Dominica is now poised to benefit from a training project dubbed: “Climate Smart Agriculture (CSA)” which is being undertaken by the United Nations Development Programme (UNDP) in collaboration with the Inter-American Institute for Cooperation on Agriculture (IICA).
The overall objective of the CSA training is to equip Agriculture Extension Officers, Forest Rangers, and other affiliated professionals with knowledge and facilitation skills to build capacity in Climate-Smart Agriculture as an approach to increasing climate resilience and sustainable development of the agricultural sector. This objective will be achieved using a three-phase approach.
The objective of Phase 1 is to increase the knowledge and critical thinking skills of trainers on core and specialized CSA modules/content. The objective of Phase 2 is to develop the facilitation knowledge and skills of trainers to effectively deliver content on CSA to technical officers and farmers. Phase 3 will focus on the trainers building the capacity of non-trainers (technical/extension officers and farmers).
The agricultural division recently held phase 3 whereby a wider body of extension staff within the division of agriculture will be exposed to the training exercise. The objective of this exercise is to facilitate a wider community outreach whereby the extension service will engage the rural farming community.
At the event which was held at the Public Service Union (PSU) building, technical specialist of IICA, Kent Copiel, said this partnership with UNDP deals with building livelihood resilience by incorporating, a gender-sensitive approach or responsive approach looking at disaster risk management or disaster reduction methods as well as sustainable livelihood methods in building resilience within certain hazard prone communities.

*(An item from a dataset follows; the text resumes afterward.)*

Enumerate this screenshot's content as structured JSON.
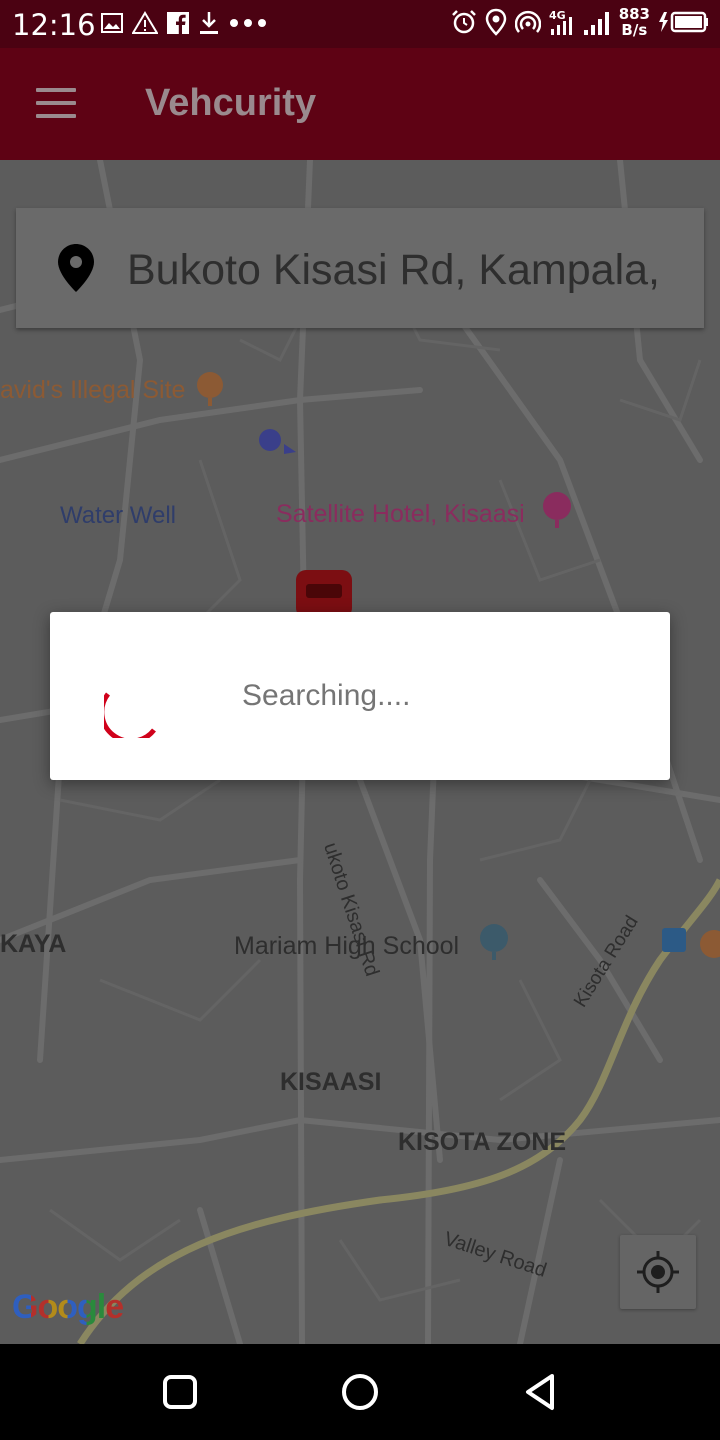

He said the project focuses on three parishes, namely, St. Patrick, St. Paul and St. David.
“We are the stage of component which deals with promoting climate-smart agriculture and we took a different approach in how we approach the strengthening of capacity of the beneficiaries in the targeted communities, and our focus was placing a lot of emphasis on training of trainers,” he said.
Coipel continued, “I think we have to continue to recognize the importance of our agricultural extension in capacity building of farmers and producers. So our emphasis was to focus on building the capacity of our cadre of agricultural technicians and we conducted some pre-assessments of the specific training needs that we need to really focus on especially in the communities and among the technicians.”
He said during phase 1 and phase 2 emphasis was placed on designing a methodology that will allow the extension officers to be able to provide training to the beneficiaries. He added that a series of modules and the training material were developed that can be used by the extension officers to train the beneficiaries.
The next phase will deal with building the capacity of the extension officers to be able to pass on the information. A cadre of personas trained we had about five team leaders and two persons outside of the ministry who were trained under that phase.